“ʻOhana ʻike means knowledge of the family. So the purpose of the program is to engage ʻohana, engage families, in the college planning process. Our goal for each child is that each child enrolls in a post-high institution of their choosing,” said program manger Andrea Dias.
The ʻOhana ʻIke program currently serves students at Nānākuli High and Intermediate School as part of Kamehameha Schools’ Ka Pua Initiative. Hawaiian culture is used to carry ‘ohana through the multiyear journey.
“So we bridge the steps of building a waʻa, building a canoe to college and career readiness from the seventh through the twelfth grade. So a seventh grader, we start with again the metaphor of building a waʻa. So doing goal setting, doing visioning with families. And then for a twelfth grade, itʻs really about the launching of the canoe. Itʻs about finishing the college application process, financial aid. So getting specific steps completed so that actually put their waʻa in the water,” explained Andrea.
By participating in the ʻOhana ʻIke program, Jahnna Kahele is now taking the steps to turn her dreams of attending college into reality.
“One day I hope to come back to the Leeward coast and be a teacher. And give back to the community. And I think itʻs important that if thatʻs where you came from and thatʻs who got you here today, then itʻs good to give back. Itʻs better to give than to receive,” said Jahnna Kahele, a sophomore student at Nānākuli High and Intermediate School.
When describing Jahnna, Andrea said, “What I see with Jahnna is, sheʻs a young woman who has this character that really, I think, can be that change agent to demystify a lot of stereotypes that people have about people who live on the coast. And she has strong character and wants to be an example that she wants to go to college, and she will go to college.”
“My favorite thing that I learned was when they said that it takes a village to raise one kid. You can’t do it on your own. You have to have support from your family, your friend, your community. And just learning from your past helps you in your present and prepares you for your future,” said Jahnna.
This collective support extends to the students’ ‘ohana who play a critical role in future success.
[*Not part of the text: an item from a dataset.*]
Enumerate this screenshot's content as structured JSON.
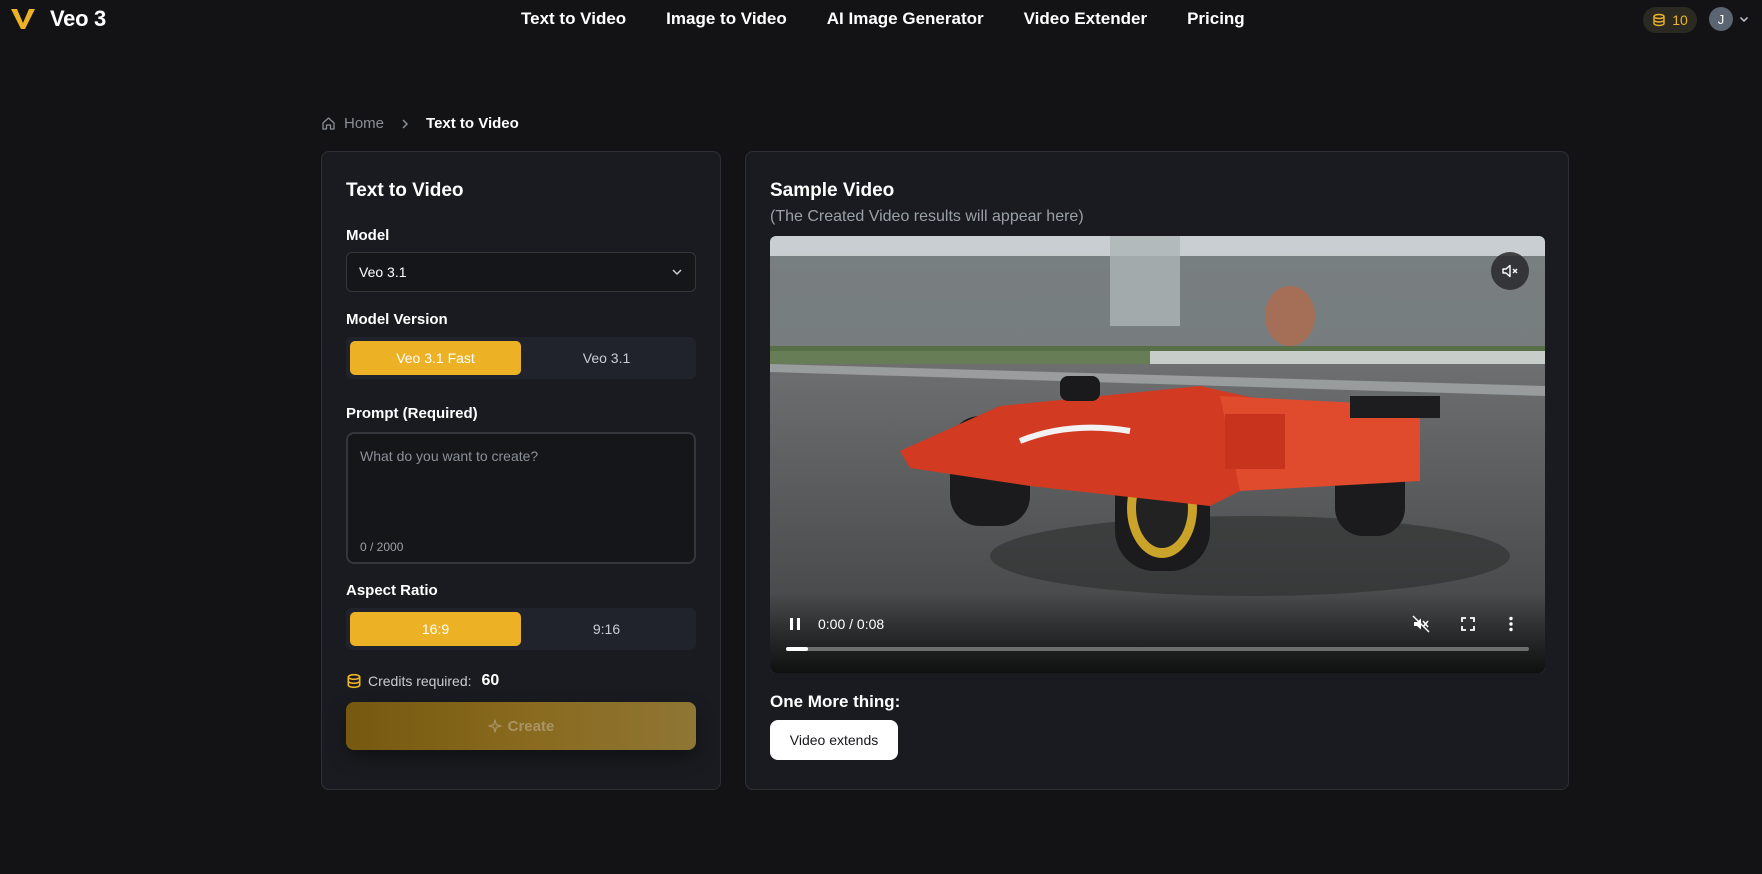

“Well these students will be first-generation college students. So their mākua, their parents will need that kind of one-to-one support. We know that a lot of families get overwhelmed with the college planning process. There’s a lot of information involved, so we want to make sure families know we are here to kākoʻo, to support them on that journey,” remarked Andrea.